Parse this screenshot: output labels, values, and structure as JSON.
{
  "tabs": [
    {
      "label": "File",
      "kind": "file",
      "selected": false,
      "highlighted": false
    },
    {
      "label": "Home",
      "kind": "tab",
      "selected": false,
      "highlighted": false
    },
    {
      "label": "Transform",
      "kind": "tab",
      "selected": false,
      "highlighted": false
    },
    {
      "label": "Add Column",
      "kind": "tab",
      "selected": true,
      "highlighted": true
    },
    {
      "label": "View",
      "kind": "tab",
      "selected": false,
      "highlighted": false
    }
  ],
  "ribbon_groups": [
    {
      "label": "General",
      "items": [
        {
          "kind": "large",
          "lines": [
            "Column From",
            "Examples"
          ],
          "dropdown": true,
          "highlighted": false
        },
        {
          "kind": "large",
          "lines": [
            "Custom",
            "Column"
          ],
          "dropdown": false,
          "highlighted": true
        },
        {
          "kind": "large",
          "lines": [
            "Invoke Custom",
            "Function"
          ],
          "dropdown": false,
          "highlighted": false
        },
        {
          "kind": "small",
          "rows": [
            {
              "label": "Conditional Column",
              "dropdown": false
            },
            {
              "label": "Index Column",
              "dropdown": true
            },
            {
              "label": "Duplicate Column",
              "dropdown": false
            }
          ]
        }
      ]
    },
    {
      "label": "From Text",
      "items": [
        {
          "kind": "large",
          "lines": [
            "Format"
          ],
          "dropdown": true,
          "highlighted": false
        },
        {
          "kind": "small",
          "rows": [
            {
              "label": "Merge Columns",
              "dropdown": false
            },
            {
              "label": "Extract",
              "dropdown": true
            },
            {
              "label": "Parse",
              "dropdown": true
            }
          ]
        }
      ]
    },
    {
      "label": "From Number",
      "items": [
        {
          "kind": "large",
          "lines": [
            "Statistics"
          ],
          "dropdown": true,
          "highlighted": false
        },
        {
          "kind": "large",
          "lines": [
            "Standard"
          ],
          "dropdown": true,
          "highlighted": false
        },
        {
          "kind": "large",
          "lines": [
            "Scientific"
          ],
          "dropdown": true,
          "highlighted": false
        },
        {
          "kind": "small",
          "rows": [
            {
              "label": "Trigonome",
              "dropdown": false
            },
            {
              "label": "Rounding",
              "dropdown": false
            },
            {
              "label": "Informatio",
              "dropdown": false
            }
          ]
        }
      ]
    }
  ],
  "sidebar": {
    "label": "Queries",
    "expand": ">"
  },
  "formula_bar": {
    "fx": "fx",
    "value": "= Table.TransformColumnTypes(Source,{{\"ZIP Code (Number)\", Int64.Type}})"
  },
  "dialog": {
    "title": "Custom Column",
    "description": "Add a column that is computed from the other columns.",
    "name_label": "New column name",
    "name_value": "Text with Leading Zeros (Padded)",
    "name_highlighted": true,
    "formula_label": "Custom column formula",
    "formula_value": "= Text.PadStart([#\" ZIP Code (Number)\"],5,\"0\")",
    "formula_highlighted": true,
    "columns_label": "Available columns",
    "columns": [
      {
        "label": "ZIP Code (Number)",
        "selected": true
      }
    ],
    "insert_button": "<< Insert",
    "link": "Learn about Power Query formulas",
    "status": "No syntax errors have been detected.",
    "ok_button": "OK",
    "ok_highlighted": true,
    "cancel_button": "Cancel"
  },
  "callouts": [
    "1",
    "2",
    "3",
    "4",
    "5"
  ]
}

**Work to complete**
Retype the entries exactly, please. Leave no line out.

**Solution for this task**
Parse this screenshot: output labels, values, and structure as JSON.
{
  "tabs": [
    {
      "label": "File",
      "kind": "file",
      "selected": false,
      "highlighted": false
    },
    {
      "label": "Home",
      "kind": "tab",
      "selected": false,
      "highlighted": false
    },
    {
      "label": "Transform",
      "kind": "tab",
      "selected": false,
      "highlighted": false
    },
    {
      "label": "Add Column",
      "kind": "tab",
      "selected": true,
      "highlighted": true
    },
    {
      "label": "View",
      "kind": "tab",
      "selected": false,
      "highlighted": false
    }
  ],
  "ribbon_groups": [
    {
      "label": "General",
      "items": [
        {
          "kind": "large",
          "lines": [
            "Column From",
            "Examples"
          ],
          "dropdown": true,
          "highlighted": false
        },
        {
          "kind": "large",
          "lines": [
            "Custom",
            "Column"
          ],
          "dropdown": false,
          "highlighted": true
        },
        {
          "kind": "large",
          "lines": [
            "Invoke Custom",
            "Function"
          ],
          "dropdown": false,
          "highlighted": false
        },
        {
          "kind": "small",
          "rows": [
            {
              "label": "Conditional Column",
              "dropdown": false
            },
            {
              "label": "Index Column",
              "dropdown": true
            },
            {
              "label": "Duplicate Column",
              "dropdown": false
            }
          ]
        }
      ]
    },
    {
      "label": "From Text",
      "items": [
        {
          "kind": "large",
          "lines": [
            "Format"
          ],
          "dropdown": true,
          "highlighted": false
        },
        {
          "kind": "small",
          "rows": [
            {
              "label": "Merge Columns",
              "dropdown": false
            },
            {
              "label": "Extract",
              "dropdown": true
            },
            {
              "label": "Parse",
              "dropdown": true
            }
          ]
        }
      ]
    },
    {
      "label": "From Number",
      "items": [
        {
          "kind": "large",
          "lines": [
            "Statistics"
          ],
          "dropdown": true,
          "highlighted": false
        },
        {
          "kind": "large",
          "lines": [
            "Standard"
          ],
          "dropdown": true,
          "highlighted": false
        },
        {
          "kind": "large",
          "lines": [
            "Scientific"
          ],
          "dropdown": true,
          "highlighted": false
        },
        {
          "kind": "small",
          "rows": [
            {
              "label": "Trigonome",
              "dropdown": false
            },
            {
              "label": "Rounding",
              "dropdown": false
            },
            {
              "label": "Informatio",
              "dropdown": false
            }
          ]
        }
      ]
    }
  ],
  "sidebar": {
    "label": "Queries",
    "expand": ">"
  },
  "formula_bar": {
    "fx": "fx",
    "value": "= Table.TransformColumnTypes(Source,{{\"ZIP Code (Number)\", Int64.Type}})"
  },
  "dialog": {
    "title": "Custom Column",
    "description": "Add a column that is computed from the other columns.",
    "name_label": "New column name",
    "name_value": "Text with Leading Zeros (Padded)",
    "name_highlighted": true,
    "formula_label": "Custom column formula",
    "formula_value": "= Text.PadStart([#\" ZIP Code (Number)\"],5,\"0\")",
    "formula_highlighted": true,
    "columns_label": "Available columns",
    "columns": [
      {
        "label": "ZIP Code (Number)",
        "selected": true
      }
    ],
    "insert_button": "<< Insert",
    "link": "Learn about Power Query formulas",
    "status": "No syntax errors have been detected.",
    "ok_button": "OK",
    "ok_highlighted": true,
    "cancel_button": "Cancel"
  },
  "callouts": [
    "1",
    "2",
    "3",
    "4",
    "5"
  ]
}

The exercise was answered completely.